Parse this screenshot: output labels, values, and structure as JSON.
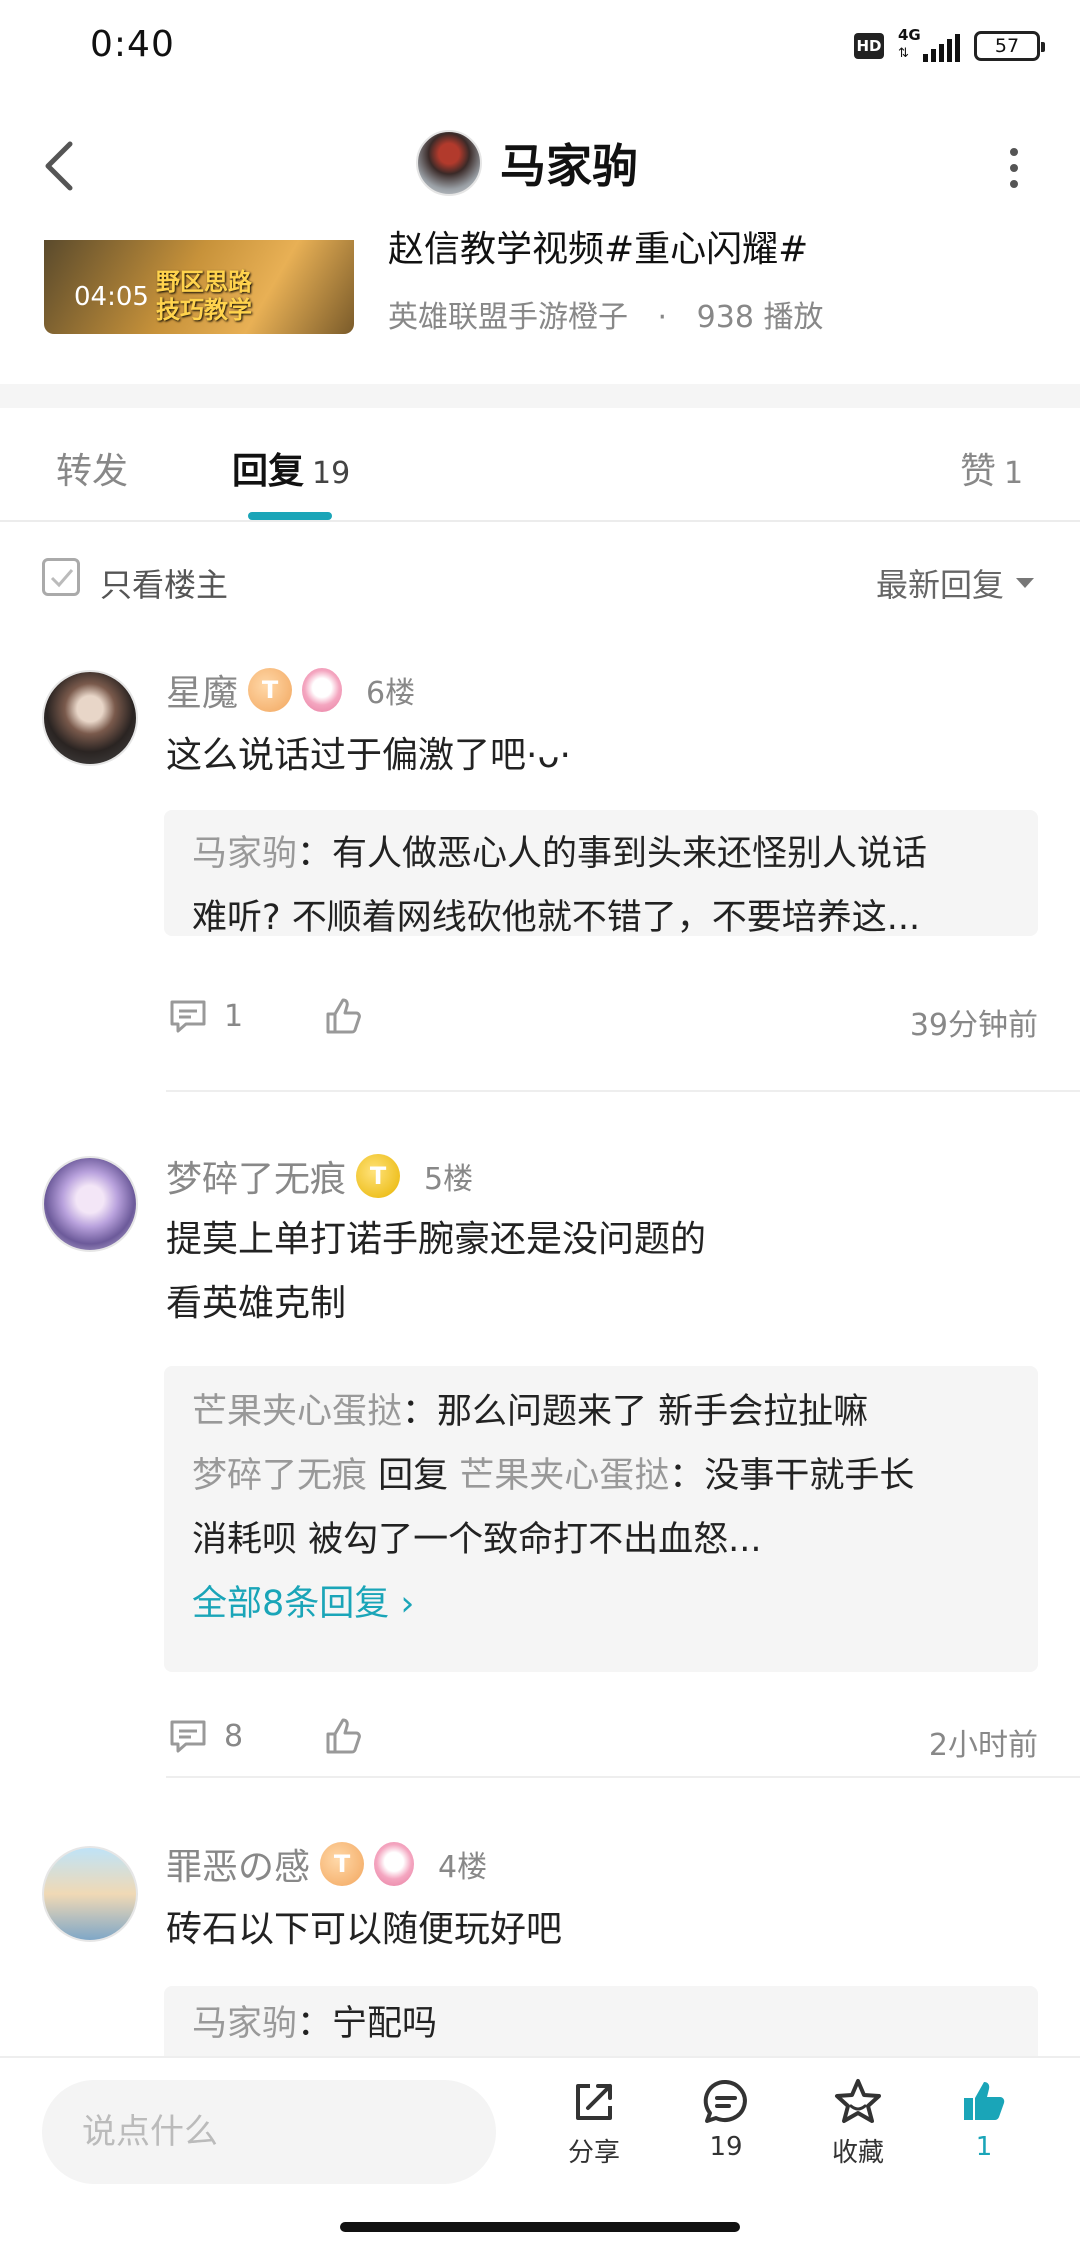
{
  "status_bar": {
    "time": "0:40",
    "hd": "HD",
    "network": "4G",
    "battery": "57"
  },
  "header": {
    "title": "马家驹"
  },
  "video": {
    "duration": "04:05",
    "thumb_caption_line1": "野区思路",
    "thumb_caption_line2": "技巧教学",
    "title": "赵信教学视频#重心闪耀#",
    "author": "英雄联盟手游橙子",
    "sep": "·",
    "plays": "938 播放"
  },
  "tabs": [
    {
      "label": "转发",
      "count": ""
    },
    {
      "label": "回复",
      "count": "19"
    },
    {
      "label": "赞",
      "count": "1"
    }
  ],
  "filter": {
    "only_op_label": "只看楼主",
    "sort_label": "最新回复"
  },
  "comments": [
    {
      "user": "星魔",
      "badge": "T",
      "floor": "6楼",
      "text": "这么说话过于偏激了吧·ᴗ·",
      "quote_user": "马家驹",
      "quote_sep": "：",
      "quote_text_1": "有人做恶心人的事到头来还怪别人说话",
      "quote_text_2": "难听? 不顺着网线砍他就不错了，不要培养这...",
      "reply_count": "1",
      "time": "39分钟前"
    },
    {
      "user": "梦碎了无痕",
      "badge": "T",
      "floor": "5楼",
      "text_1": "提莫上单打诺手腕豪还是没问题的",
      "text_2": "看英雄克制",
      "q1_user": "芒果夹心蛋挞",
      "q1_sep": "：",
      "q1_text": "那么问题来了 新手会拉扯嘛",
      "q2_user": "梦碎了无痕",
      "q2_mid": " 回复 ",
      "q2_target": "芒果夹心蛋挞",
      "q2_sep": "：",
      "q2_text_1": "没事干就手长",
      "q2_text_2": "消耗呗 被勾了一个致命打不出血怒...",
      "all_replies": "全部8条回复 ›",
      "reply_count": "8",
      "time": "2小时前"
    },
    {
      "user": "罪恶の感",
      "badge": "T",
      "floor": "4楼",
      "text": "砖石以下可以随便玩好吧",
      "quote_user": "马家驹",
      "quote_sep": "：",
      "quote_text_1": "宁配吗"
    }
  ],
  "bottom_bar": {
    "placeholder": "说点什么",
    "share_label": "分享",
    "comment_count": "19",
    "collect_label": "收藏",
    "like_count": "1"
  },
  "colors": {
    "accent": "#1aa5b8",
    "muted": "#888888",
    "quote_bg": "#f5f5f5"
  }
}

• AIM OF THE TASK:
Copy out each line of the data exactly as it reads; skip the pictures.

• RESPONSE:
Parse this screenshot: output labels, values, and structure as JSON.
{
  "status_bar": {
    "time": "0:40",
    "hd": "HD",
    "network": "4G",
    "battery": "57"
  },
  "header": {
    "title": "马家驹"
  },
  "video": {
    "duration": "04:05",
    "thumb_caption_line1": "野区思路",
    "thumb_caption_line2": "技巧教学",
    "title": "赵信教学视频#重心闪耀#",
    "author": "英雄联盟手游橙子",
    "sep": "·",
    "plays": "938 播放"
  },
  "tabs": [
    {
      "label": "转发",
      "count": ""
    },
    {
      "label": "回复",
      "count": "19"
    },
    {
      "label": "赞",
      "count": "1"
    }
  ],
  "filter": {
    "only_op_label": "只看楼主",
    "sort_label": "最新回复"
  },
  "comments": [
    {
      "user": "星魔",
      "badge": "T",
      "floor": "6楼",
      "text": "这么说话过于偏激了吧·ᴗ·",
      "quote_user": "马家驹",
      "quote_sep": "：",
      "quote_text_1": "有人做恶心人的事到头来还怪别人说话",
      "quote_text_2": "难听? 不顺着网线砍他就不错了，不要培养这...",
      "reply_count": "1",
      "time": "39分钟前"
    },
    {
      "user": "梦碎了无痕",
      "badge": "T",
      "floor": "5楼",
      "text_1": "提莫上单打诺手腕豪还是没问题的",
      "text_2": "看英雄克制",
      "q1_user": "芒果夹心蛋挞",
      "q1_sep": "：",
      "q1_text": "那么问题来了 新手会拉扯嘛",
      "q2_user": "梦碎了无痕",
      "q2_mid": " 回复 ",
      "q2_target": "芒果夹心蛋挞",
      "q2_sep": "：",
      "q2_text_1": "没事干就手长",
      "q2_text_2": "消耗呗 被勾了一个致命打不出血怒...",
      "all_replies": "全部8条回复 ›",
      "reply_count": "8",
      "time": "2小时前"
    },
    {
      "user": "罪恶の感",
      "badge": "T",
      "floor": "4楼",
      "text": "砖石以下可以随便玩好吧",
      "quote_user": "马家驹",
      "quote_sep": "：",
      "quote_text_1": "宁配吗"
    }
  ],
  "bottom_bar": {
    "placeholder": "说点什么",
    "share_label": "分享",
    "comment_count": "19",
    "collect_label": "收藏",
    "like_count": "1"
  },
  "colors": {
    "accent": "#1aa5b8",
    "muted": "#888888",
    "quote_bg": "#f5f5f5"
  }
}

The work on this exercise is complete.